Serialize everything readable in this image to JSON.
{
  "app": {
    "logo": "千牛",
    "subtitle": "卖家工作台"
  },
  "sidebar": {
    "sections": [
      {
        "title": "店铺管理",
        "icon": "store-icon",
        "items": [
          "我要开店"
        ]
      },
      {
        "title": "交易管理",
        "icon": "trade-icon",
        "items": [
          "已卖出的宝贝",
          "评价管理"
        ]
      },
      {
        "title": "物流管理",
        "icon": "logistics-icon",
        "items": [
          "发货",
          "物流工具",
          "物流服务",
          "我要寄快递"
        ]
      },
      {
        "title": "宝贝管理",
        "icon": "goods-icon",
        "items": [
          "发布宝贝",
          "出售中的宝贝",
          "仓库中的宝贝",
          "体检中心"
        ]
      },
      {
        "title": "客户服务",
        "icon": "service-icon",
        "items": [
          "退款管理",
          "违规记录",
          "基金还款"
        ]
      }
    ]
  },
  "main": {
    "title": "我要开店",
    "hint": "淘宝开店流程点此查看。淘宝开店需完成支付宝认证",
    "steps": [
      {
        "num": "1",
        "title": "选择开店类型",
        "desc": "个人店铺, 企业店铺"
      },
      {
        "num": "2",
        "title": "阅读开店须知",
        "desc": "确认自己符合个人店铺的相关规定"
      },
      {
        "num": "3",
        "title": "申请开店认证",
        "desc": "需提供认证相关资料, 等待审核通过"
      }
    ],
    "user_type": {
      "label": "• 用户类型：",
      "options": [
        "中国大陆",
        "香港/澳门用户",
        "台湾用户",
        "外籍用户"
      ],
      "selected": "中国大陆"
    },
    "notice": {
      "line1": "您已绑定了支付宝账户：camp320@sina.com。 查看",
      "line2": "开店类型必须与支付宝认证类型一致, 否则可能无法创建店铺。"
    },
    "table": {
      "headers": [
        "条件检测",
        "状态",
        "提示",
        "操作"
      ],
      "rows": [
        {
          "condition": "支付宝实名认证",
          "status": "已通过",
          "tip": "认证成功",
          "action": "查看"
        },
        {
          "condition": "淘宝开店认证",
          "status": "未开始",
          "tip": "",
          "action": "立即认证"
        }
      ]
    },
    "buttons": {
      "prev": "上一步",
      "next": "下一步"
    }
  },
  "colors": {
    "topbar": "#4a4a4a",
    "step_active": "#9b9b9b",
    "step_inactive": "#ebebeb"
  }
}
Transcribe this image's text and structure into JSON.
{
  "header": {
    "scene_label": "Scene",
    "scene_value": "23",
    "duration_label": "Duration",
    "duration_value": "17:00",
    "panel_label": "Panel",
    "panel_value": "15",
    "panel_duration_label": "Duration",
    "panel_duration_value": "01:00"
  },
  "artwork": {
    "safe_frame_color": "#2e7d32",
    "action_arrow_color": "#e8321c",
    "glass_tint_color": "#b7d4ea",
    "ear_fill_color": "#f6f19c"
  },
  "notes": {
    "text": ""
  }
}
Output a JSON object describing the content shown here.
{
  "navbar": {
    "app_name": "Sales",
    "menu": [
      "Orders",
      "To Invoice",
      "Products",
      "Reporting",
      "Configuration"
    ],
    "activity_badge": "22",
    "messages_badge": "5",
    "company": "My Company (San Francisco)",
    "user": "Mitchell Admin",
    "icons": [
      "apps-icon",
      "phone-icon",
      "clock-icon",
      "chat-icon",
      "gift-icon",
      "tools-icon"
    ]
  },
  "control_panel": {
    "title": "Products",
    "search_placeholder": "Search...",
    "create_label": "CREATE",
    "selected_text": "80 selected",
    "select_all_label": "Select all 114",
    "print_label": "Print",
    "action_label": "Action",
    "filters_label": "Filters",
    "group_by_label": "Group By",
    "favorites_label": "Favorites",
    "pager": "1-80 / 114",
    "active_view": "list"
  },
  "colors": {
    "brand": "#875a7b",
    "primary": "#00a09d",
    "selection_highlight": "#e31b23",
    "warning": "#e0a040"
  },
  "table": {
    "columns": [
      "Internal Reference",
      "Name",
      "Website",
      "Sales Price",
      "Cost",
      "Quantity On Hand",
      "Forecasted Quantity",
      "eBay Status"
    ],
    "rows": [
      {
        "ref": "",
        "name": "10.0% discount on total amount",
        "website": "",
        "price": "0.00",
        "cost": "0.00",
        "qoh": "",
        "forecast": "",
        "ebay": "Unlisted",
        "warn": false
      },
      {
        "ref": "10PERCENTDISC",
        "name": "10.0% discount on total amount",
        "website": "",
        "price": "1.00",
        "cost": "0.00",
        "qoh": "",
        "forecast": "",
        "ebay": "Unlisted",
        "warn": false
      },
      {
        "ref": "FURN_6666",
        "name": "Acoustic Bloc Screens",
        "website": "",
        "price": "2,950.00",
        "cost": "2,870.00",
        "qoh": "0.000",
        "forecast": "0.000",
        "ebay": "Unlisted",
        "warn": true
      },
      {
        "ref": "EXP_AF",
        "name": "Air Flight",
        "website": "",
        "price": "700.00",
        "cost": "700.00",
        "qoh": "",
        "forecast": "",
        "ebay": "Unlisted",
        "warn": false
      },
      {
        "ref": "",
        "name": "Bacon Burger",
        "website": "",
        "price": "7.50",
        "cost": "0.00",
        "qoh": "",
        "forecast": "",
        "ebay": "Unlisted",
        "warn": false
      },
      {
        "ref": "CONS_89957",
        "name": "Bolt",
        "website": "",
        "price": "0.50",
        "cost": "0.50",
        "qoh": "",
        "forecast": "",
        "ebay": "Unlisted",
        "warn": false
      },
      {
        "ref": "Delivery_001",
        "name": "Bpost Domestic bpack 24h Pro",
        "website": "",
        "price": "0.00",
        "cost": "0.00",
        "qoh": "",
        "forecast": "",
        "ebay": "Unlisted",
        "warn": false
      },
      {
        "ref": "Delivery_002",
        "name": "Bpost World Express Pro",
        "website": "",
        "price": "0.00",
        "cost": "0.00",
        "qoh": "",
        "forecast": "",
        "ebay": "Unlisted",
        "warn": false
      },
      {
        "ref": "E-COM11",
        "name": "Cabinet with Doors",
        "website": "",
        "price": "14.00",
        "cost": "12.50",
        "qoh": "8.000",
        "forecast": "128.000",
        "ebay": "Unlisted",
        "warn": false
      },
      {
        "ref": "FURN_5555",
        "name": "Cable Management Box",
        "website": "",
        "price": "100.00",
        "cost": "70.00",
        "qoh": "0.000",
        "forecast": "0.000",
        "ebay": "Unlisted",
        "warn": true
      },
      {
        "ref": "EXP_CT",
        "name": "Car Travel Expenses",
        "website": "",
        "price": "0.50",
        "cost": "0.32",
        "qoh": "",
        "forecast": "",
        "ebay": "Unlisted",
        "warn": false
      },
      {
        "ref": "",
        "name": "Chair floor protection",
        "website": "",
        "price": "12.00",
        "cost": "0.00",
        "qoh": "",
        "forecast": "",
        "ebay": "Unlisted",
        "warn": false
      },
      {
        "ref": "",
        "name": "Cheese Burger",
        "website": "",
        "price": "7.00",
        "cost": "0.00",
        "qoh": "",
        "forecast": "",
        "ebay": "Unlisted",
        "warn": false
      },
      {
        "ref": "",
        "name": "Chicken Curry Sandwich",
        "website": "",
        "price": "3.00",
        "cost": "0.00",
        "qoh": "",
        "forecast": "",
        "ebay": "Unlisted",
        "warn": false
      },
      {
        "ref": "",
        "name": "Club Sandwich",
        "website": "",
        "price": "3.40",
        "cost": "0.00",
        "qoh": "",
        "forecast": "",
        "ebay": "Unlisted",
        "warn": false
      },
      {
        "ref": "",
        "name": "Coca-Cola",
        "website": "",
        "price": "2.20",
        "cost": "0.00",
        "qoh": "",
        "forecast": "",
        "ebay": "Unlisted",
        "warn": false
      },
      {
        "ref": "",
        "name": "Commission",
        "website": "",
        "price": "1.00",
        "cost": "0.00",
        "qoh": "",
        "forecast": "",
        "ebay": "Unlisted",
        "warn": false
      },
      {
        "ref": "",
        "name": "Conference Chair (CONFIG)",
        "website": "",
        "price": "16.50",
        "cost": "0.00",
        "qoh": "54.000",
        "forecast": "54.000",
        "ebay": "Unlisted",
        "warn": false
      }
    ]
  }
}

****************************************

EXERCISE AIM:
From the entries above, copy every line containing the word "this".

WORKED SOLUTION:
Serialize everything readable in this image to JSON.
Transcribe this image's text and structure into JSON.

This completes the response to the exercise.